Re: "sudo" command passwd is not canceled.
(Woops. I keep forgetting debian-user does the return address right.)
On Wed, Jan 4, 2012 at 8:26 PM, chengshid <email@example.com> wrote:
> 于 2012年01月04日 14:45, Bob Proulx 写道:
>> chengshid wrote:
>>> "sudo" command passwd is not canceled since i modify the follows files.
>>> /usr/share/polkit-1/actions/ and /etc/pam.d/
>>> the /etc/sudoers file have modified with no required passwd.
>>> help me! thanks.
>> I do not understand what you are asking. Are you saying that it is
>> not requiring a password now? The default password timeout is 15
>> Use 'sudo -k' to revoke your permissions.
>> use 'sudo -l' to list information about what you are allowed. This
>> will display any NOPASSWD flags set in the file.
> $sudo -l
> (ALL : ALL) NOPASSWD: ALL
> (ALL : ALL) ALL
> This my content of sudoers
> # This file MUST be edited with the 'visudo' command as root.
Just in case, I'll ask. You didn't edit /etc/sudoers or any files
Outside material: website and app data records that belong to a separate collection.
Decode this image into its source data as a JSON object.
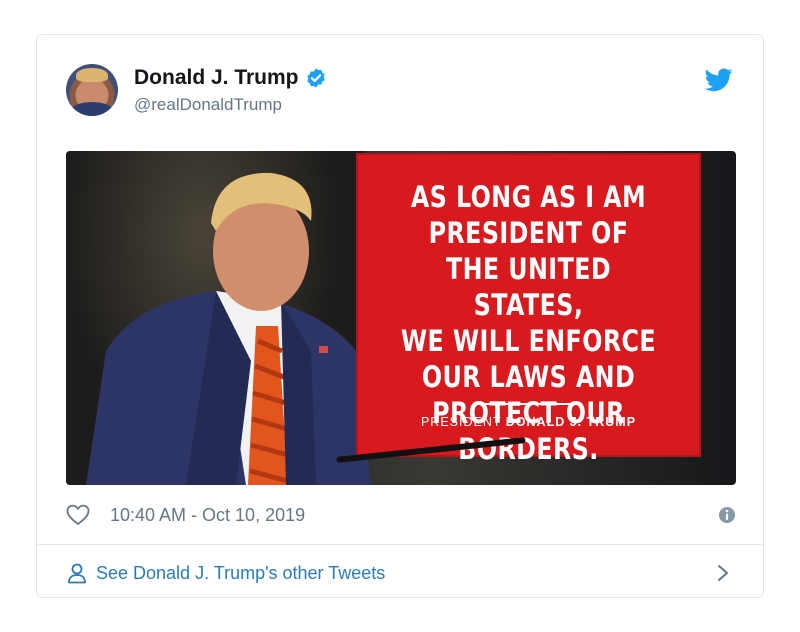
{
  "tweet": {
    "display_name": "Donald J. Trump",
    "handle": "@realDonaldTrump",
    "verified": true,
    "timestamp": "10:40 AM - Oct 10, 2019",
    "footer_link": "See Donald J. Trump's other Tweets"
  },
  "media": {
    "quote_lines": "AS LONG AS I AM\nPRESIDENT OF\nTHE UNITED STATES,\nWE WILL ENFORCE\nOUR LAWS AND\nPROTECT OUR BORDERS.",
    "attribution_prefix": "PRESIDENT",
    "attribution_name": "DONALD J. TRUMP"
  },
  "icons": {
    "verified": "verified-badge-icon",
    "brand": "twitter-bird-icon",
    "like": "heart-icon",
    "info": "info-icon",
    "profile": "person-icon",
    "more": "chevron-right-icon"
  },
  "colors": {
    "brand_blue": "#1da1f2",
    "link_blue": "#2b7bb9",
    "muted_gray": "#657786",
    "banner_red": "#d8191e"
  }
}
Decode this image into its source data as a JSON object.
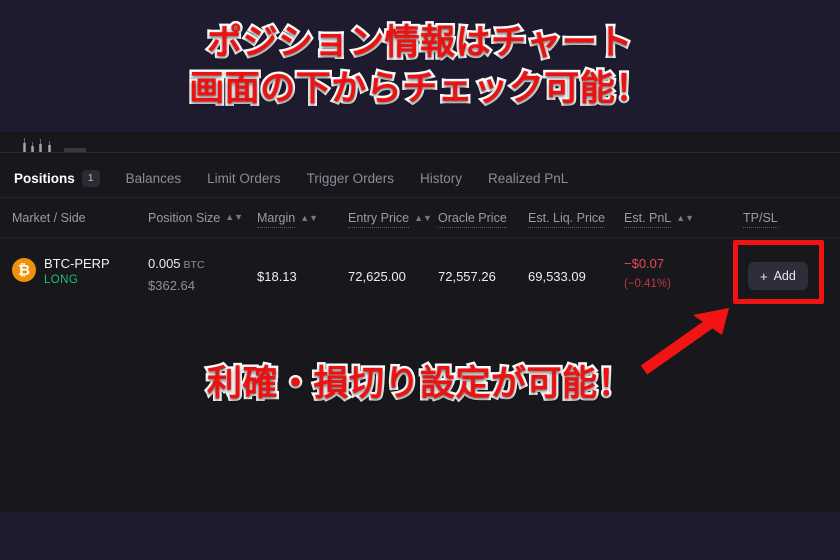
{
  "annotations": {
    "top_line1": "ポジション情報はチャート",
    "top_line2": "画面の下からチェック可能！",
    "bottom_line": "利確・損切り設定が可能！",
    "highlight_color": "#f21414",
    "arrow_color": "#f21414",
    "text_color": "#ee1111",
    "text_outline_color": "#ffffff"
  },
  "panel": {
    "background": "#18181c",
    "tabs": [
      {
        "label": "Positions",
        "badge": "1",
        "active": true
      },
      {
        "label": "Balances",
        "badge": "",
        "active": false
      },
      {
        "label": "Limit Orders",
        "badge": "",
        "active": false
      },
      {
        "label": "Trigger Orders",
        "badge": "",
        "active": false
      },
      {
        "label": "History",
        "badge": "",
        "active": false
      },
      {
        "label": "Realized PnL",
        "badge": "",
        "active": false
      }
    ],
    "columns": [
      {
        "label": "Market / Side",
        "sortable": false,
        "tooltip": false
      },
      {
        "label": "Position Size",
        "sortable": true,
        "tooltip": false
      },
      {
        "label": "Margin",
        "sortable": true,
        "tooltip": true
      },
      {
        "label": "Entry Price",
        "sortable": true,
        "tooltip": true
      },
      {
        "label": "Oracle Price",
        "sortable": false,
        "tooltip": true
      },
      {
        "label": "Est. Liq. Price",
        "sortable": false,
        "tooltip": true
      },
      {
        "label": "Est. PnL",
        "sortable": true,
        "tooltip": true
      },
      {
        "label": "TP/SL",
        "sortable": false,
        "tooltip": true
      }
    ],
    "rows": [
      {
        "coin_glyph": "₿",
        "coin_color": "#f0910a",
        "market": "BTC-PERP",
        "side": "LONG",
        "side_color": "#1fbf75",
        "size_base": "0.005",
        "size_unit": "BTC",
        "size_quote": "$362.64",
        "margin": "$18.13",
        "entry_price": "72,625.00",
        "oracle_price": "72,557.26",
        "liq_price": "69,533.09",
        "pnl_value": "−$0.07",
        "pnl_pct": "(−0.41%)",
        "pnl_color": "#e8495a",
        "tpsl_button": "Add",
        "tpsl_plus": "+"
      }
    ]
  }
}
under /etc/sudoers.d directly, of course?
(Took me a while to find the "visudo -f <file>" option for the included files.)
> # Please consider adding local content in /etc/sudoers.d/ instead of
> # directly modifying this file.
> # See the man page for details on how to write a sudoers file.
> Defaults env_reset
> # Host alias specification
> # User alias specification
> # Cmnd alias specification
> # User privilege specification
> root ALL=(ALL:ALL) ALL
Odd that root would have to use the password where all the rest don't. But, ...
> user ALL=(ALL:ALL)NOPASSWD: ALL
That's a huge security hole. You don't want to do that. That's almost
the same thing as letting root log in without a password.
You should have one user that you only log in to for administration
purposes. You might be tempted to call the user "admin" but it's
better not to use a name that is easily guessed.
Let's say I call my administrator user "bigboy". (I don't, but let's
say I do.) Then that line would be
user bigboy=(ALL:ALL)NOPASSWD: ALL
which is better, but not by a whole lot.
It's best to just get used to using the password, and, in fact, I
would leave off the network ALL.
> # Allow members of group sudo to execute any command
> %sudo ALL=(ALL:ALL) ALL
It doesn't look like you've defined any users in the %sudo group.
(That would be like an administration group, and you can call it
something else, if you want, maybe "admin".)
> # See sudoers(5) for more information on "#include" directives:
> #includedir /etc/sudoers.d
I'm going to repeat myself.
Maybe you're just practicing on that computer, so you don't want to
have fight with password issues in addition to figuring out what the
commands mean and how to use them. But then you'll be learning bad
habits too. The goal of disabling passwords is not a good goal.
As far as your problems with ACLs, I'm not going to comment on that.